■ **Source data**
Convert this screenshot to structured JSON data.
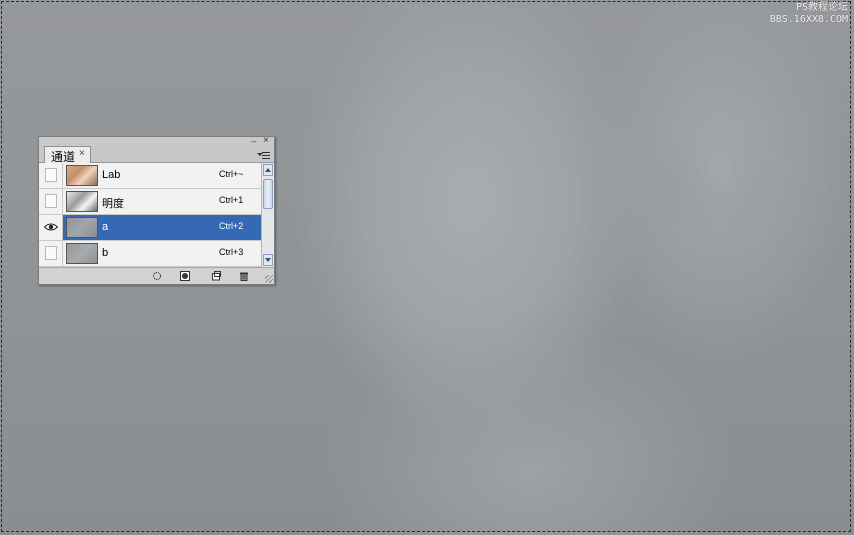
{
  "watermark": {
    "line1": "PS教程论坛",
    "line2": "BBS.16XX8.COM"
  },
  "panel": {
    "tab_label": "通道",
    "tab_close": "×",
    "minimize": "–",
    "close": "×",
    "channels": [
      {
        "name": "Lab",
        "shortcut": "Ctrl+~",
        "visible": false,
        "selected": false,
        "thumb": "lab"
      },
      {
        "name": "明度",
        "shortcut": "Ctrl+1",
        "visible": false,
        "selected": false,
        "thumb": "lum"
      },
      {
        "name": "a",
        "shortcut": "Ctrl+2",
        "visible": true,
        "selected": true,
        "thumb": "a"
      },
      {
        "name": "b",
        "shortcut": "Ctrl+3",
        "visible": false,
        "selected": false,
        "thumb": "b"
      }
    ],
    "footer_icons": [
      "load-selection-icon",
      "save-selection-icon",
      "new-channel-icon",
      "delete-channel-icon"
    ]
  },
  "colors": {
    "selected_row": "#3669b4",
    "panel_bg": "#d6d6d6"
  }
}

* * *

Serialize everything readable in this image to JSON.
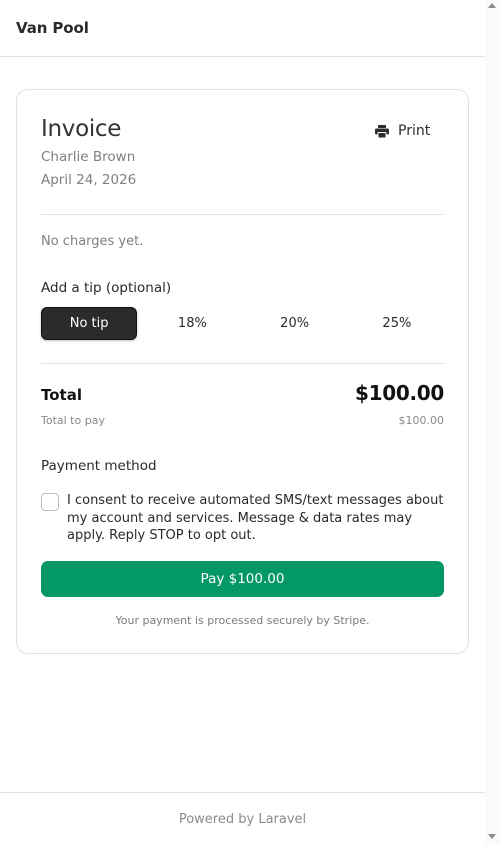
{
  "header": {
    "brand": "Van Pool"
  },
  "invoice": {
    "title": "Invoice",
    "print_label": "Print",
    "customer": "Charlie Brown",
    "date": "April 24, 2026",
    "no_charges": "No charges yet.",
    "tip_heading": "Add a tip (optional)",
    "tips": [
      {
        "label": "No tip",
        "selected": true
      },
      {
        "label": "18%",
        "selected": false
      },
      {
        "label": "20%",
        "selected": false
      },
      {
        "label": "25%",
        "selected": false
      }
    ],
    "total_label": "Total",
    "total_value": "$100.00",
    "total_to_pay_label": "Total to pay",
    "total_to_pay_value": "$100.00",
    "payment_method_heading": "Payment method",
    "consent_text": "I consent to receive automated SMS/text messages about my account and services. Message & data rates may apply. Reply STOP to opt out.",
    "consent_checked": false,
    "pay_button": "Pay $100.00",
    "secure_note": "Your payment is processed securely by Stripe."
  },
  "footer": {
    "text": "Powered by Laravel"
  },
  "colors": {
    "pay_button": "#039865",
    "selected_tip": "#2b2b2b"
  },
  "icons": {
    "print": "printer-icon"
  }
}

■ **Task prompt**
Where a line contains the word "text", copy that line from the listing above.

■ **Result**
    "consent_text": "I consent to receive automated SMS/text messages about my account and services. Message & data rates may apply. Reply STOP to opt out.",
    "text": "Powered by Laravel"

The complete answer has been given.